# What the task asks
Your answer must be the records below, printed exactly.

START Given data

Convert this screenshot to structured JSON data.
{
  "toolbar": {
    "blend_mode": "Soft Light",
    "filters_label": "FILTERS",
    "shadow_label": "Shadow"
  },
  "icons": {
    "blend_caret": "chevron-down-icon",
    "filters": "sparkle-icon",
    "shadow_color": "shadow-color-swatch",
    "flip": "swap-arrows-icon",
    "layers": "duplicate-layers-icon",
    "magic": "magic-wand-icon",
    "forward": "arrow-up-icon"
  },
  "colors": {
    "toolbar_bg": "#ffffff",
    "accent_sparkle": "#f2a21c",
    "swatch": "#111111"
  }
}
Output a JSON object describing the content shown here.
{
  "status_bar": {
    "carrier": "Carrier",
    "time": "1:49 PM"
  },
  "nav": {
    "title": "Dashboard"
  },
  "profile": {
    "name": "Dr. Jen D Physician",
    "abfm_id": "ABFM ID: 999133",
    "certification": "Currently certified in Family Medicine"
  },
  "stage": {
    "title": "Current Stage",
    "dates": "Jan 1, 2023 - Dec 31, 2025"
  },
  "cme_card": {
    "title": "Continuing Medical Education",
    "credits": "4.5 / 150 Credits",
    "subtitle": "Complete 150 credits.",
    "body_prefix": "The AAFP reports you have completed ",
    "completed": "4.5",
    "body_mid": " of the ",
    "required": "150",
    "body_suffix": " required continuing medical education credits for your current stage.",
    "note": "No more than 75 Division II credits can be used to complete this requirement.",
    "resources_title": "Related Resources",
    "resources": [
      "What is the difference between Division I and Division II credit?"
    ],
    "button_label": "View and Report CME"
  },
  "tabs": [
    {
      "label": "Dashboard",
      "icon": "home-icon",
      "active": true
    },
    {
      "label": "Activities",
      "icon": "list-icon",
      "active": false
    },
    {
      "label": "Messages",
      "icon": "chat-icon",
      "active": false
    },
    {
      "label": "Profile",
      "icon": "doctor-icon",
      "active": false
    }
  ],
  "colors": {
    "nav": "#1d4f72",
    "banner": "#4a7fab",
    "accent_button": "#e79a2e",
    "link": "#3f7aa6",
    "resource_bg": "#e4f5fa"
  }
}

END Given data

# Answer area
Convert this screenshot to structured JSON data.
{
  "toolbar": {
    "blend_mode": "Soft Light",
    "filters_label": "FILTERS",
    "shadow_label": "Shadow"
  },
  "icons": {
    "blend_caret": "chevron-down-icon",
    "filters": "sparkle-icon",
    "shadow_color": "shadow-color-swatch",
    "flip": "swap-arrows-icon",
    "layers": "duplicate-layers-icon",
    "magic": "magic-wand-icon",
    "forward": "arrow-up-icon"
  },
  "colors": {
    "toolbar_bg": "#ffffff",
    "accent_sparkle": "#f2a21c",
    "swatch": "#111111"
  }
}
Output a JSON object describing the content shown here.
{
  "status_bar": {
    "carrier": "Carrier",
    "time": "1:49 PM"
  },
  "nav": {
    "title": "Dashboard"
  },
  "profile": {
    "name": "Dr. Jen D Physician",
    "abfm_id": "ABFM ID: 999133",
    "certification": "Currently certified in Family Medicine"
  },
  "stage": {
    "title": "Current Stage",
    "dates": "Jan 1, 2023 - Dec 31, 2025"
  },
  "cme_card": {
    "title": "Continuing Medical Education",
    "credits": "4.5 / 150 Credits",
    "subtitle": "Complete 150 credits.",
    "body_prefix": "The AAFP reports you have completed ",
    "completed": "4.5",
    "body_mid": " of the ",
    "required": "150",
    "body_suffix": " required continuing medical education credits for your current stage.",
    "note": "No more than 75 Division II credits can be used to complete this requirement.",
    "resources_title": "Related Resources",
    "resources": [
      "What is the difference between Division I and Division II credit?"
    ],
    "button_label": "View and Report CME"
  },
  "tabs": [
    {
      "label": "Dashboard",
      "icon": "home-icon",
      "active": true
    },
    {
      "label": "Activities",
      "icon": "list-icon",
      "active": false
    },
    {
      "label": "Messages",
      "icon": "chat-icon",
      "active": false
    },
    {
      "label": "Profile",
      "icon": "doctor-icon",
      "active": false
    }
  ],
  "colors": {
    "nav": "#1d4f72",
    "banner": "#4a7fab",
    "accent_button": "#e79a2e",
    "link": "#3f7aa6",
    "resource_bg": "#e4f5fa"
  }
}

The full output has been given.